As with other drug crimes, heroin charges will become more severe with greater amounts of the drug involved and if the alleged crimes were committed across state or national lines. Other factors that will likely increase the severity of heroin charges — and the penalties if the accused are convicted of them — include:
- Accusations of trafficking
- Charges being filed in the federal court
- Prior convictions of drug crimes on the criminal record of the accused
- Other criminal charges being filed as part of the case (These may include charges of assault, racketeering, etc.)
- Allegations that the heroin crime occurred near a school or in a government building
Heroin Crime Charges
Because heroin is classified as a Schedule 1 drug, meaning that it is considered to be among the most dangerous and addictive of all illegal narcotics, even first-time heroin crime convictions based on cases where very little of the drug has been found can have extremely harsh sentences.
The following outlines the typical nature of heroin charges and their penalties (upon conviction) for first-time offenders when no other aggravating circumstances are associated with the case:
- With 4 or fewer grams of heroin, the accused will likely face class 6 felony charges.
- With more than 4 grams but fewer than 25 grams, the accused will likely face class 4 felony charges.
- With amounts of heroin between 25 grams and 450 grams, the accused can face felony charges associated with distribution or drug sales, which may be filed at the federal level.

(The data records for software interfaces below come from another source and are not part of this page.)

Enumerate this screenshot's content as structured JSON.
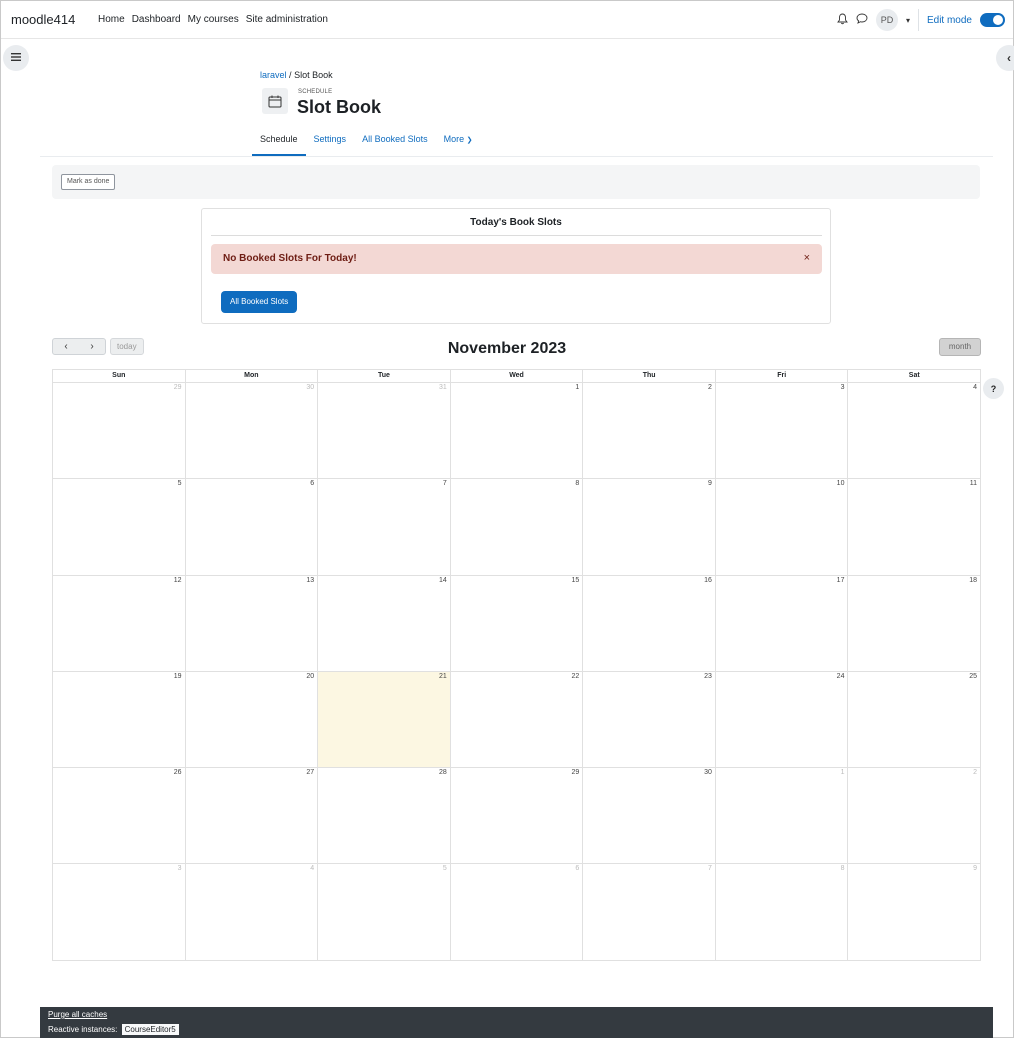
{
  "navbar": {
    "brand": "moodle414",
    "items": [
      "Home",
      "Dashboard",
      "My courses",
      "Site administration"
    ],
    "user_initials": "PD",
    "edit_mode_label": "Edit mode"
  },
  "header": {
    "breadcrumb_link": "laravel",
    "breadcrumb_sep": "/",
    "breadcrumb_current": "Slot Book",
    "module_kind": "SCHEDULE",
    "title": "Slot Book"
  },
  "secondary_nav": {
    "tabs": [
      "Schedule",
      "Settings",
      "All Booked Slots",
      "More"
    ]
  },
  "completion": {
    "mark_done_label": "Mark as done"
  },
  "today_panel": {
    "title": "Today's Book Slots",
    "alert": "No Booked Slots For Today!",
    "close": "×",
    "button": "All Booked Slots"
  },
  "calendar": {
    "title": "November 2023",
    "today_label": "today",
    "view_label": "month",
    "weekdays": [
      "Sun",
      "Mon",
      "Tue",
      "Wed",
      "Thu",
      "Fri",
      "Sat"
    ],
    "weeks": [
      [
        [
          "29",
          true
        ],
        [
          "30",
          true
        ],
        [
          "31",
          true
        ],
        [
          "1",
          false
        ],
        [
          "2",
          false
        ],
        [
          "3",
          false
        ],
        [
          "4",
          false
        ]
      ],
      [
        [
          "5",
          false
        ],
        [
          "6",
          false
        ],
        [
          "7",
          false
        ],
        [
          "8",
          false
        ],
        [
          "9",
          false
        ],
        [
          "10",
          false
        ],
        [
          "11",
          false
        ]
      ],
      [
        [
          "12",
          false
        ],
        [
          "13",
          false
        ],
        [
          "14",
          false
        ],
        [
          "15",
          false
        ],
        [
          "16",
          false
        ],
        [
          "17",
          false
        ],
        [
          "18",
          false
        ]
      ],
      [
        [
          "19",
          false
        ],
        [
          "20",
          false
        ],
        [
          "21",
          false
        ],
        [
          "22",
          false
        ],
        [
          "23",
          false
        ],
        [
          "24",
          false
        ],
        [
          "25",
          false
        ]
      ],
      [
        [
          "26",
          false
        ],
        [
          "27",
          false
        ],
        [
          "28",
          false
        ],
        [
          "29",
          false
        ],
        [
          "30",
          false
        ],
        [
          "1",
          true
        ],
        [
          "2",
          true
        ]
      ],
      [
        [
          "3",
          true
        ],
        [
          "4",
          true
        ],
        [
          "5",
          true
        ],
        [
          "6",
          true
        ],
        [
          "7",
          true
        ],
        [
          "8",
          true
        ],
        [
          "9",
          true
        ]
      ]
    ],
    "today_date": "21"
  },
  "help_label": "?",
  "footer": {
    "purge": "Purge all caches",
    "reactive_label": "Reactive instances:",
    "reactive_value": "CourseEditor5"
  },
  "colors": {
    "accent": "#0f6cbf",
    "today_bg": "#fcf7e2",
    "alert_bg": "#f3d8d4",
    "footer_bg": "#343a40"
  }
}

- With amounts greater than 450 grams, the accused can face the most severe types of drug charges such as federal drug trafficking charges.